Games journalism is a relatively new industry compared to other specialties, like politics - and political journalists are far, far from solving the problem of bias in their industry. They’ve done what some, like Totilo, are advocating - pretending like a financial or personal relationship is the only thing that could bias a journalist. A more honest method would be to allow journalists to donate where they want, but to have them always tell their audience where their loyalties lie.

On the other end of the spectrum, game developers and journalists do have a point about the reaction of the non-professional gamers. The angry, hyperbolic, sometimes dangerous reaction of the gaming consumption community is troubling. Anecdotally, it takes only five minutes in a first-person shooter online lobby to understand why. The gamers involved seem to be in perpetual competition to see who can hurl the most vile insults at each other. It’s not an environment I’d want to expose my mother, wife, or daughter to. One might say that if a woman can’t handle that kind of environment, they should voluntarily stay away; but that’s precisely the point. A certain segment of the gaming community endeavors to make women feel as unwelcome as possible.

And certainly, we can all agree that posting private information and photos, combined with violent threats, is out of bounds. This is something that all gamers should band together to condemn more strenuously than the minor crime of biased journalism.

The business about “the death of gamers” paints with far too broad a brush. Gamer culture is wide and varied, and it’s not all about mindless violence and the exclusion of unfavorable groups. But some of the most abhorrent voices can be the loudest - and this can indeed be a major problem in gaming.
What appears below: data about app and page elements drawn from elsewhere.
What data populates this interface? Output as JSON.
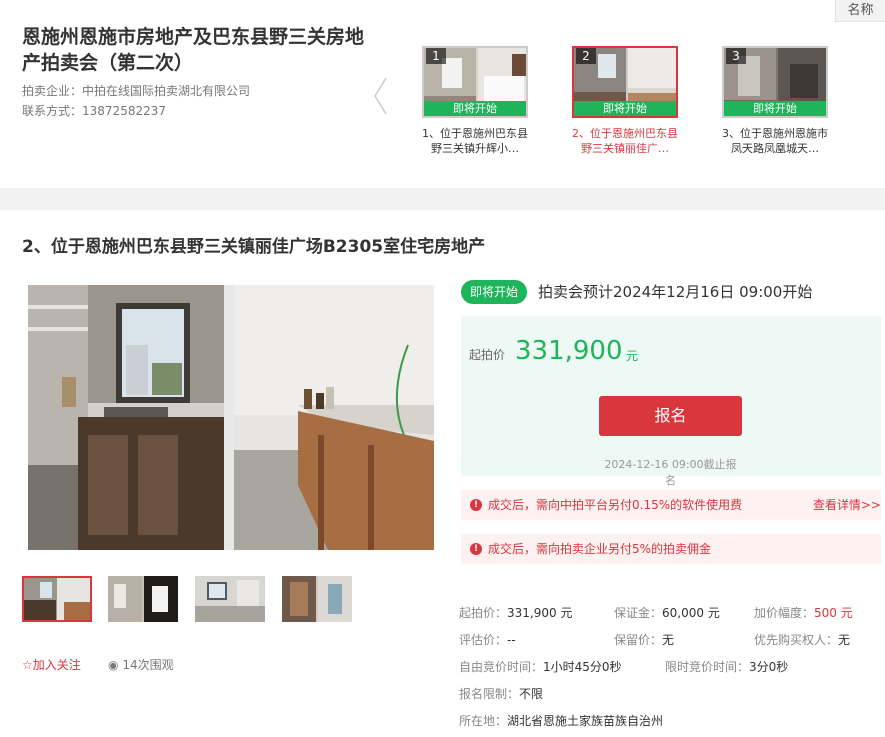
{
  "header": {
    "name_tab": "名称",
    "title": "恩施州恩施市房地产及巴东县野三关房地产拍卖会（第二次）",
    "company_label": "拍卖企业：",
    "company": "中拍在线国际拍卖湖北有限公司",
    "contact_label": "联系方式：",
    "contact": "13872582237"
  },
  "lots": [
    {
      "num": "1",
      "status": "即将开始",
      "caption": "1、位于恩施州巴东县野三关镇升辉小…"
    },
    {
      "num": "2",
      "status": "即将开始",
      "caption": "2、位于恩施州巴东县野三关镇丽佳广…"
    },
    {
      "num": "3",
      "status": "即将开始",
      "caption": "3、位于恩施州恩施市凤天路凤凰城天…"
    }
  ],
  "item": {
    "title": "2、位于恩施州巴东县野三关镇丽佳广场B2305室住宅房地产",
    "follow": "加入关注",
    "views": "14次围观"
  },
  "auction": {
    "badge": "即将开始",
    "schedule": "拍卖会预计2024年12月16日  09:00开始",
    "start_price_label": "起拍价",
    "start_price": "331,900",
    "price_unit": "元",
    "signup": "报名",
    "deadline": "2024-12-16 09:00截止报名"
  },
  "notices": [
    {
      "text": "成交后，需向中拍平台另付0.15%的软件使用费",
      "more": "查看详情>>"
    },
    {
      "text": "成交后，需向拍卖企业另付5%的拍卖佣金",
      "more": ""
    }
  ],
  "details": {
    "start_price": {
      "label": "起拍价：",
      "value": "331,900 元"
    },
    "deposit": {
      "label": "保证金：",
      "value": "60,000 元"
    },
    "increment": {
      "label": "加价幅度：",
      "value": "500 元"
    },
    "appraisal": {
      "label": "评估价：",
      "value": "--"
    },
    "reserve": {
      "label": "保留价：",
      "value": "无"
    },
    "priority": {
      "label": "优先购买权人：",
      "value": "无"
    },
    "free_time": {
      "label": "自由竞价时间：",
      "value": "1小时45分0秒"
    },
    "limit_time": {
      "label": "限时竞价时间：",
      "value": "3分0秒"
    },
    "restriction": {
      "label": "报名限制：",
      "value": "不限"
    },
    "location": {
      "label": "所在地：",
      "value": "湖北省恩施土家族苗族自治州"
    }
  }
}
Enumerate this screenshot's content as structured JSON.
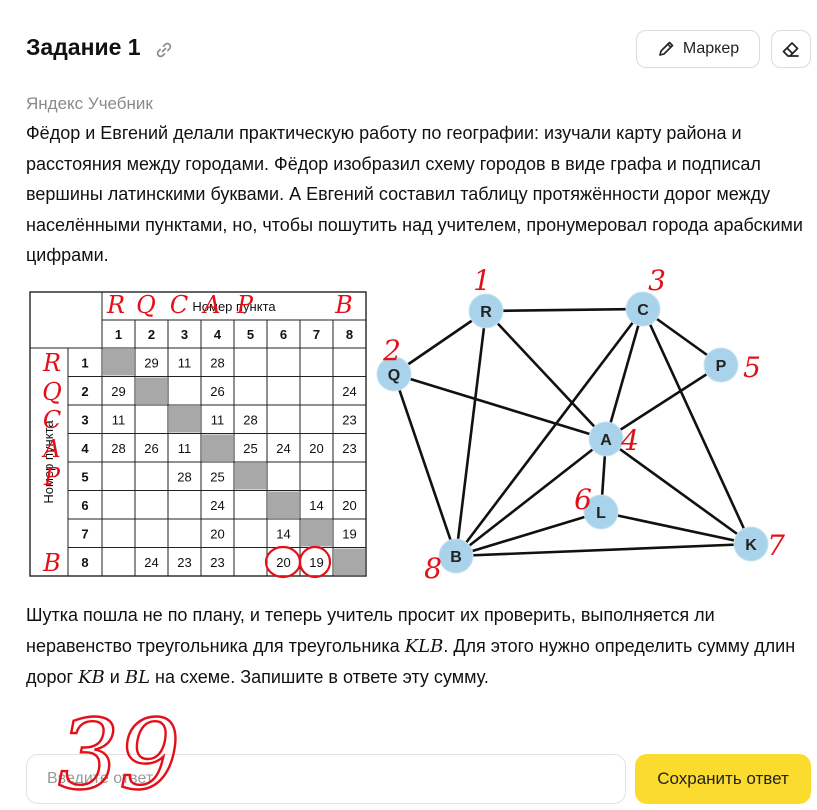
{
  "task": {
    "title": "Задание 1",
    "source": "Яндекс Учебник",
    "paragraph1": "Фёдор и Евгений делали практическую работу по географии: изучали карту района и расстояния между городами. Фёдор изобразил схему городов в виде графа и подписал вершины латинскими буквами. А Евгений составил таблицу протяжённости дорог между населёнными пунктами, но, чтобы пошутить над учителем, пронумеровал города арабскими цифрами.",
    "p2_before_klb": "Шутка пошла не по плану, и теперь учитель просит их проверить, выполняется ли неравенство треугольника для треугольника ",
    "klb": "KLB",
    "p2_after_klb": ". Для этого нужно определить сумму длин дорог ",
    "kb": "KB",
    "p2_and": " и ",
    "bl": "BL",
    "p2_end": " на схеме. Запишите в ответе эту сумму."
  },
  "toolbar": {
    "marker_label": "Маркер",
    "icons": [
      "link-icon",
      "pencil-icon",
      "eraser-icon"
    ]
  },
  "table": {
    "header_top": "Номер пункта",
    "header_side": "Номер пункта",
    "columns": [
      "1",
      "2",
      "3",
      "4",
      "5",
      "6",
      "7",
      "8"
    ],
    "rows": [
      {
        "label": "1",
        "cells": [
          "#",
          "29",
          "11",
          "28",
          "",
          "",
          "",
          ""
        ]
      },
      {
        "label": "2",
        "cells": [
          "29",
          "#",
          "",
          "26",
          "",
          "",
          "",
          "24"
        ]
      },
      {
        "label": "3",
        "cells": [
          "11",
          "",
          "#",
          "11",
          "28",
          "",
          "",
          "23"
        ]
      },
      {
        "label": "4",
        "cells": [
          "28",
          "26",
          "11",
          "#",
          "25",
          "24",
          "20",
          "23"
        ]
      },
      {
        "label": "5",
        "cells": [
          "",
          "",
          "28",
          "25",
          "#",
          "",
          "",
          ""
        ]
      },
      {
        "label": "6",
        "cells": [
          "",
          "",
          "",
          "24",
          "",
          "#",
          "14",
          "20"
        ]
      },
      {
        "label": "7",
        "cells": [
          "",
          "",
          "",
          "20",
          "",
          "14",
          "#",
          "19"
        ]
      },
      {
        "label": "8",
        "cells": [
          "",
          "24",
          "23",
          "23",
          "",
          "20",
          "19",
          "#"
        ]
      }
    ]
  },
  "graph": {
    "nodes": [
      "R",
      "C",
      "Q",
      "P",
      "A",
      "L",
      "B",
      "K"
    ],
    "edges": [
      [
        "R",
        "C"
      ],
      [
        "R",
        "Q"
      ],
      [
        "R",
        "A"
      ],
      [
        "R",
        "B"
      ],
      [
        "C",
        "P"
      ],
      [
        "C",
        "A"
      ],
      [
        "C",
        "B"
      ],
      [
        "C",
        "K"
      ],
      [
        "Q",
        "A"
      ],
      [
        "Q",
        "B"
      ],
      [
        "P",
        "A"
      ],
      [
        "A",
        "B"
      ],
      [
        "A",
        "L"
      ],
      [
        "A",
        "K"
      ],
      [
        "L",
        "B"
      ],
      [
        "L",
        "K"
      ],
      [
        "B",
        "K"
      ]
    ],
    "node_color": "#a9d3ea"
  },
  "annotations": {
    "column_letters": [
      "R",
      "Q",
      "C",
      "A",
      "P",
      "",
      "",
      "B"
    ],
    "row_letters": [
      "R",
      "Q",
      "C",
      "A",
      "P",
      "",
      "",
      "B"
    ],
    "node_numbers": {
      "R": "1",
      "C": "3",
      "Q": "2",
      "P": "5",
      "A": "4",
      "L": "6",
      "B": "8",
      "K": "7"
    },
    "circled_cells": [
      "20",
      "19"
    ],
    "answer_scribble": "39",
    "ink_color": "#e3101a"
  },
  "answer": {
    "placeholder": "Введите ответ",
    "save_label": "Сохранить ответ"
  },
  "colors": {
    "accent": "#fbdc2e",
    "gray_cell": "#a8a8a8",
    "source_text": "#8a8a8a"
  }
}
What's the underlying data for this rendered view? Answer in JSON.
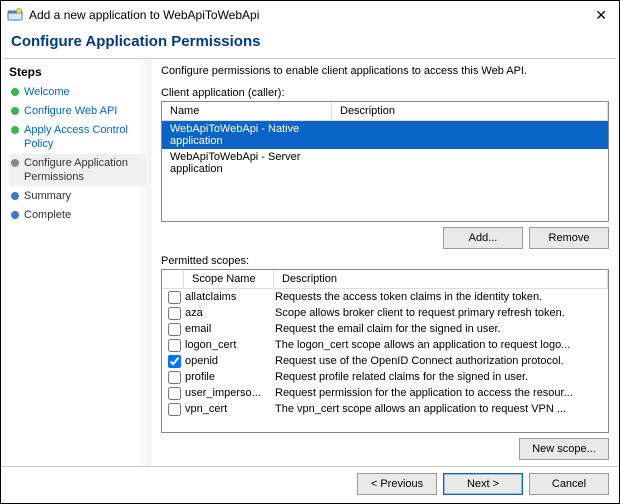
{
  "window": {
    "title": "Add a new application to WebApiToWebApi",
    "close": "✕"
  },
  "page_header": "Configure Application Permissions",
  "steps_heading": "Steps",
  "steps": [
    {
      "label": "Welcome",
      "state": "done",
      "link": true
    },
    {
      "label": "Configure Web API",
      "state": "done",
      "link": true
    },
    {
      "label": "Apply Access Control Policy",
      "state": "done",
      "link": true
    },
    {
      "label": "Configure Application Permissions",
      "state": "current",
      "link": false
    },
    {
      "label": "Summary",
      "state": "pending",
      "link": false
    },
    {
      "label": "Complete",
      "state": "pending",
      "link": false
    }
  ],
  "instruction": "Configure permissions to enable client applications to access this Web API.",
  "client_label": "Client application (caller):",
  "client_columns": {
    "name": "Name",
    "description": "Description"
  },
  "client_apps": [
    {
      "name": "WebApiToWebApi - Native application",
      "description": "",
      "selected": true
    },
    {
      "name": "WebApiToWebApi - Server application",
      "description": "",
      "selected": false
    }
  ],
  "buttons": {
    "add": "Add...",
    "remove": "Remove",
    "new_scope": "New scope...",
    "previous": "< Previous",
    "next": "Next >",
    "cancel": "Cancel"
  },
  "scopes_label": "Permitted scopes:",
  "scopes_columns": {
    "name": "Scope Name",
    "description": "Description"
  },
  "scopes": [
    {
      "checked": false,
      "name": "allatclaims",
      "desc": "Requests the access token claims in the identity token."
    },
    {
      "checked": false,
      "name": "aza",
      "desc": "Scope allows broker client to request primary refresh token."
    },
    {
      "checked": false,
      "name": "email",
      "desc": "Request the email claim for the signed in user."
    },
    {
      "checked": false,
      "name": "logon_cert",
      "desc": "The logon_cert scope allows an application to request logo..."
    },
    {
      "checked": true,
      "name": "openid",
      "desc": "Request use of the OpenID Connect authorization protocol."
    },
    {
      "checked": false,
      "name": "profile",
      "desc": "Request profile related claims for the signed in user."
    },
    {
      "checked": false,
      "name": "user_imperso...",
      "desc": "Request permission for the application to access the resour..."
    },
    {
      "checked": false,
      "name": "vpn_cert",
      "desc": "The vpn_cert scope allows an application to request VPN ..."
    }
  ]
}
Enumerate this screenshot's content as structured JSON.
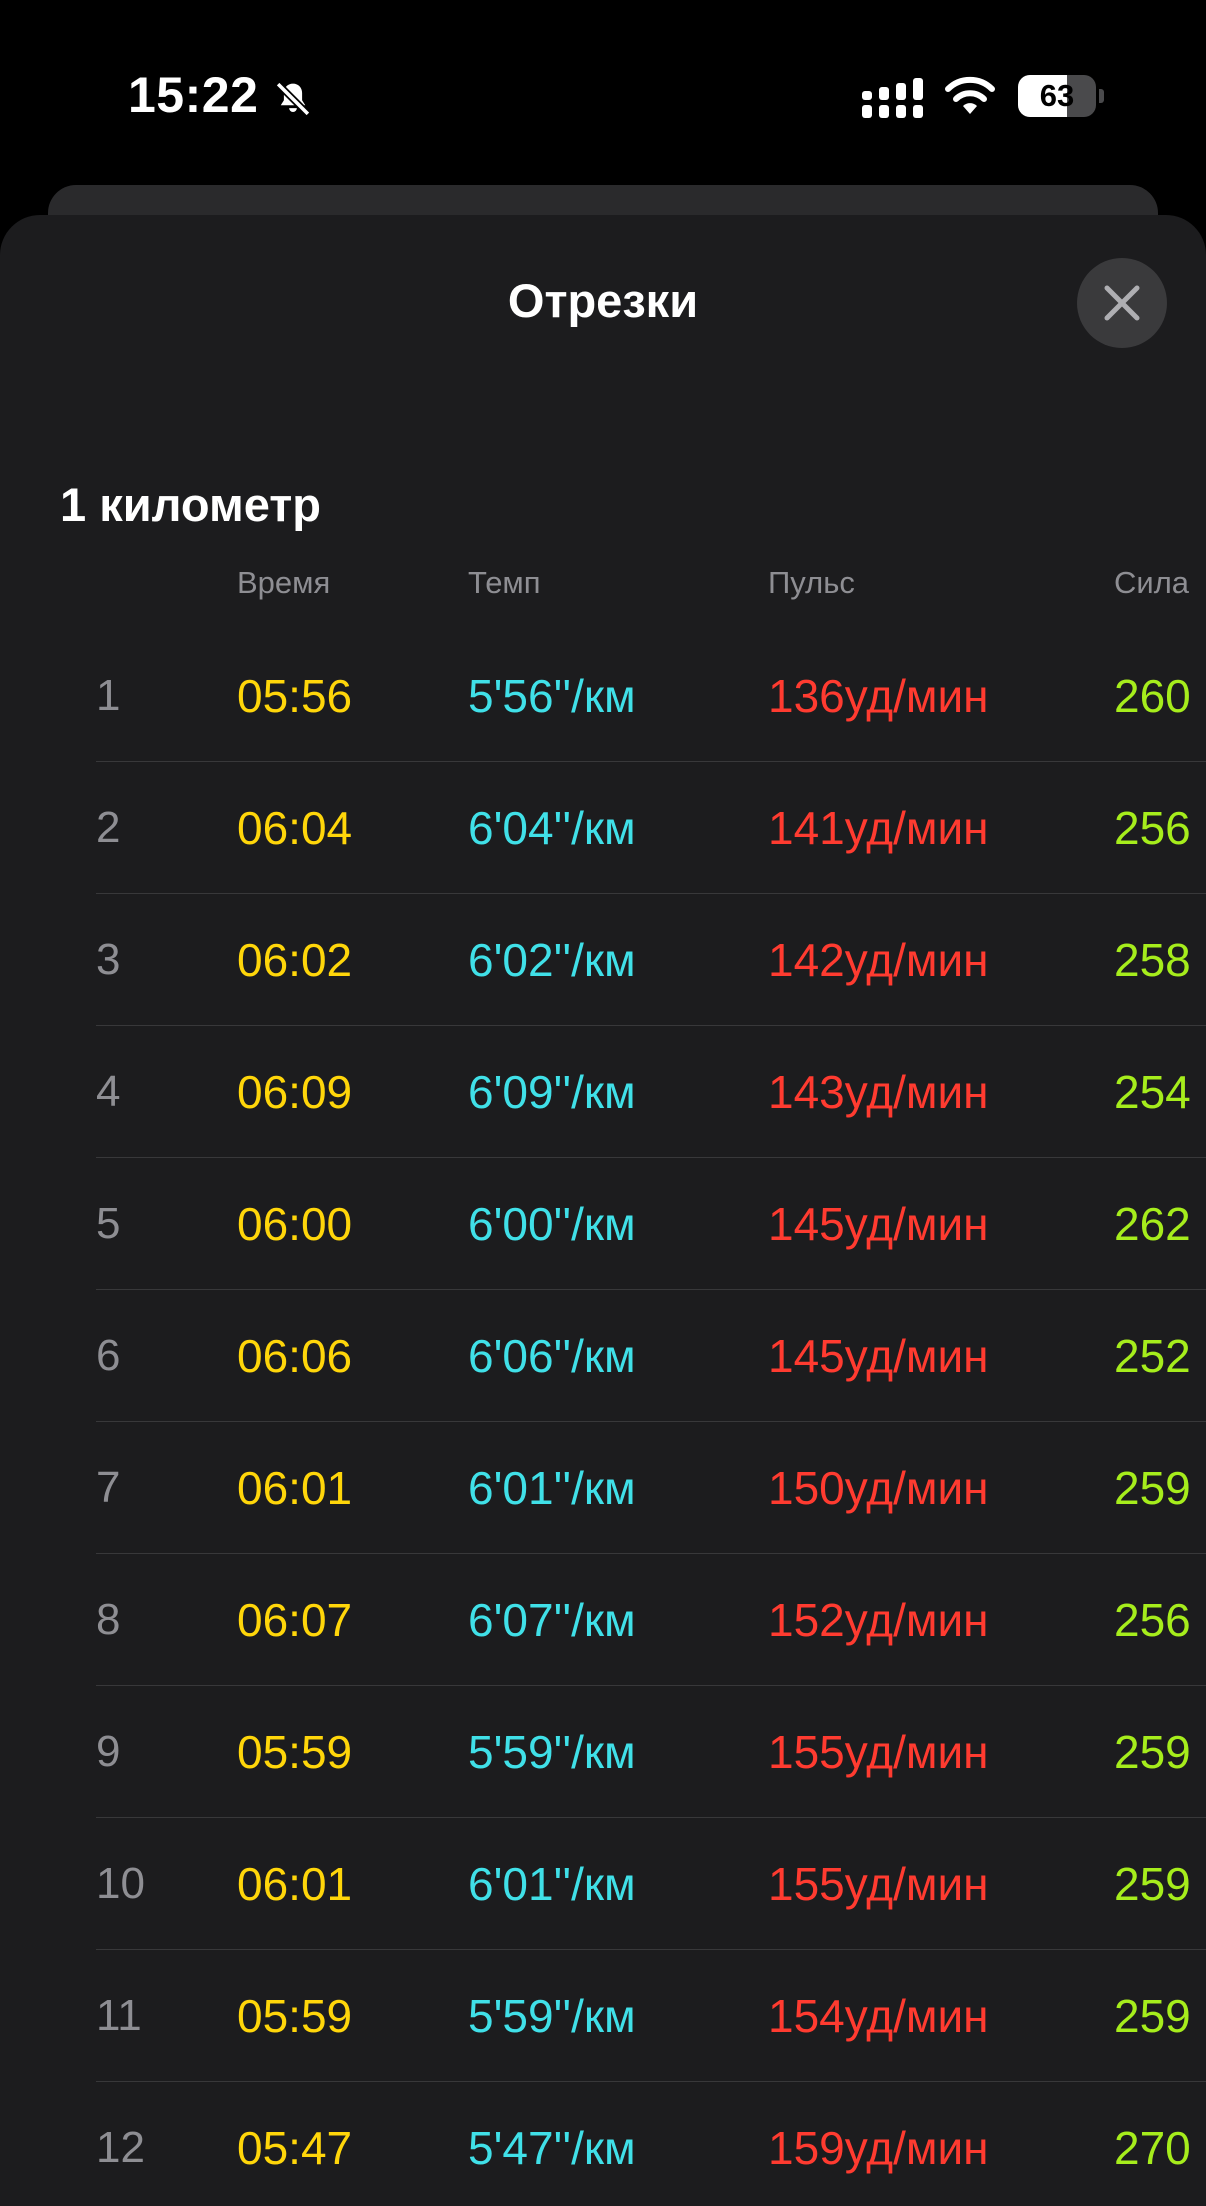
{
  "status_bar": {
    "time": "15:22",
    "battery_level": "63",
    "icons": [
      "bell-slash-icon",
      "cellular-signal-icon",
      "wifi-icon",
      "battery-icon"
    ]
  },
  "sheet": {
    "title": "Отрезки",
    "close_icon": "close-icon"
  },
  "section": {
    "title": "1 километр",
    "columns": {
      "time": "Время",
      "pace": "Темп",
      "heart_rate": "Пульс",
      "power": "Сила"
    }
  },
  "colors": {
    "time": "#ffd60a",
    "pace": "#40e0e8",
    "heart_rate": "#ff3b30",
    "power": "#a6ed1c",
    "sheet_bg": "#1c1c1e"
  },
  "splits": [
    {
      "index": "1",
      "time": "05:56",
      "pace": "5'56''/км",
      "heart_rate": "136уд/мин",
      "power": "260"
    },
    {
      "index": "2",
      "time": "06:04",
      "pace": "6'04''/км",
      "heart_rate": "141уд/мин",
      "power": "256"
    },
    {
      "index": "3",
      "time": "06:02",
      "pace": "6'02''/км",
      "heart_rate": "142уд/мин",
      "power": "258"
    },
    {
      "index": "4",
      "time": "06:09",
      "pace": "6'09''/км",
      "heart_rate": "143уд/мин",
      "power": "254"
    },
    {
      "index": "5",
      "time": "06:00",
      "pace": "6'00''/км",
      "heart_rate": "145уд/мин",
      "power": "262"
    },
    {
      "index": "6",
      "time": "06:06",
      "pace": "6'06''/км",
      "heart_rate": "145уд/мин",
      "power": "252"
    },
    {
      "index": "7",
      "time": "06:01",
      "pace": "6'01''/км",
      "heart_rate": "150уд/мин",
      "power": "259"
    },
    {
      "index": "8",
      "time": "06:07",
      "pace": "6'07''/км",
      "heart_rate": "152уд/мин",
      "power": "256"
    },
    {
      "index": "9",
      "time": "05:59",
      "pace": "5'59''/км",
      "heart_rate": "155уд/мин",
      "power": "259"
    },
    {
      "index": "10",
      "time": "06:01",
      "pace": "6'01''/км",
      "heart_rate": "155уд/мин",
      "power": "259"
    },
    {
      "index": "11",
      "time": "05:59",
      "pace": "5'59''/км",
      "heart_rate": "154уд/мин",
      "power": "259"
    },
    {
      "index": "12",
      "time": "05:47",
      "pace": "5'47''/км",
      "heart_rate": "159уд/мин",
      "power": "270"
    }
  ]
}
It’s clear that there’s a growing disconnect between what the average gamer wants to buy and play and what the professionals in the gaming journalism industry want to cover. We could be seeing a split along the lines of what has happened in the movie industry. Professional critics are interested in arthouse film, not blockbusters - compare the coverage that Richard Linklater’s quasi-experimental film Boyhood received this summer with Michael Bay’s Transformers movie. We can analogize Call of Duty with Transformers, and Depression Quest with Boyhood. Highbrow indie movies aren’t everyone’s cup of tea; judging by box office receipts, they don’t really hit the mark with wide audiences in general. While some people complain about movie industry journalists, it’s more or less accepted as a fact of the industry: those writers will be much more interested in the highbrow films with a narrow audience than the broad-based films that drive box office receipts.

Gaming journalism and gaming culture can change to accommodate a wider audience, as well as an audience more divided between those buying and playing the blockbuster games and those attracted to niche indie games. Every criticism of the gaming industry as it has existed to this point needn’t be escalated to an attack on the institution of gaming itself. It may be we’re simply nearing an inflection point, like the movie industry reached, in which gaming journalists are expected to focus on smaller games with sociopolitical messages rather than the blockbusters that really drive the industry. It may not be really fair, but when considering how other, more established industries operate, it’s probably to be expected.